It took Miriam Isaura López Vargas several weeks to piece together what happened to her after she was tortured and raped by Mexican soldiers.
On February 2, 2011, the 30-year-old mother of four had just dropped three of her children at school in the city of Ensenada, located in northern Mexico, when two men wearing balaclavas forced her into a white van and took her away.
Until then, Miriam didn’t know the men were soldiers or that she was being taken to a military barracks. She was blindfolded and her hands were tied.
“I didn’t know who they were or anything, and when I asked them they put a gun to my head and told me to shut up or they would blow my head off,” she told Amnesty International.
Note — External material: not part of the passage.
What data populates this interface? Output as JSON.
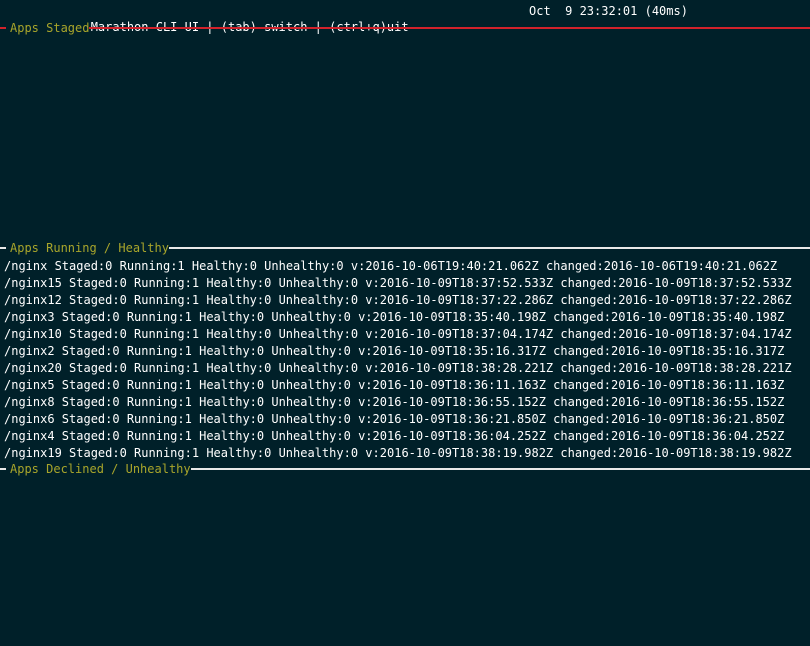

Nyaradzayi Gumbonzvanda (right) attends the 2008 Benefactrix Ball presented by YMCA at the Beverly Hills Hotel (Photo Credit: Leon Bennett/WireImage).
As we reflected on 50 Days of Action for Women and Girls and its themes, including early marriage, violence against women, and sexual and reproductive health, we got to wondering: What does all this integrated human rights talk look like in practice?
In your experience,what does participation mean in the context of women’s rights in your country?
For women to participate, it [is] important that they know and are aware of their rights, have the social empowerment to engage and the space to exercise their voice. Women’s community groups, organizations and networks…have provided the platforms for such participation.
Russia’s crackdown is not just about silencing opponents at the political fringes. It is about stifling all who would question his consolidation of power (Photo Credit: Mikhail Klimentye/AFP/Getty Images).
New controls over the media are being used to smear government critics and bolster the government’s policy line. Authorities use secret detention facilities and torture, especially in the North Caucuses region, to silence critics and deny them access to counsel. These measures are widespread and systematic.
This crackdown,should be a matter of grave concern to the United States. Moscow’s lack of respect for human rights speaks volumes about its reliability as a potential partner to the United States and Europe in addressing pressing international security concerns, from the conflict in Syria to the danger of nuclear proliferation.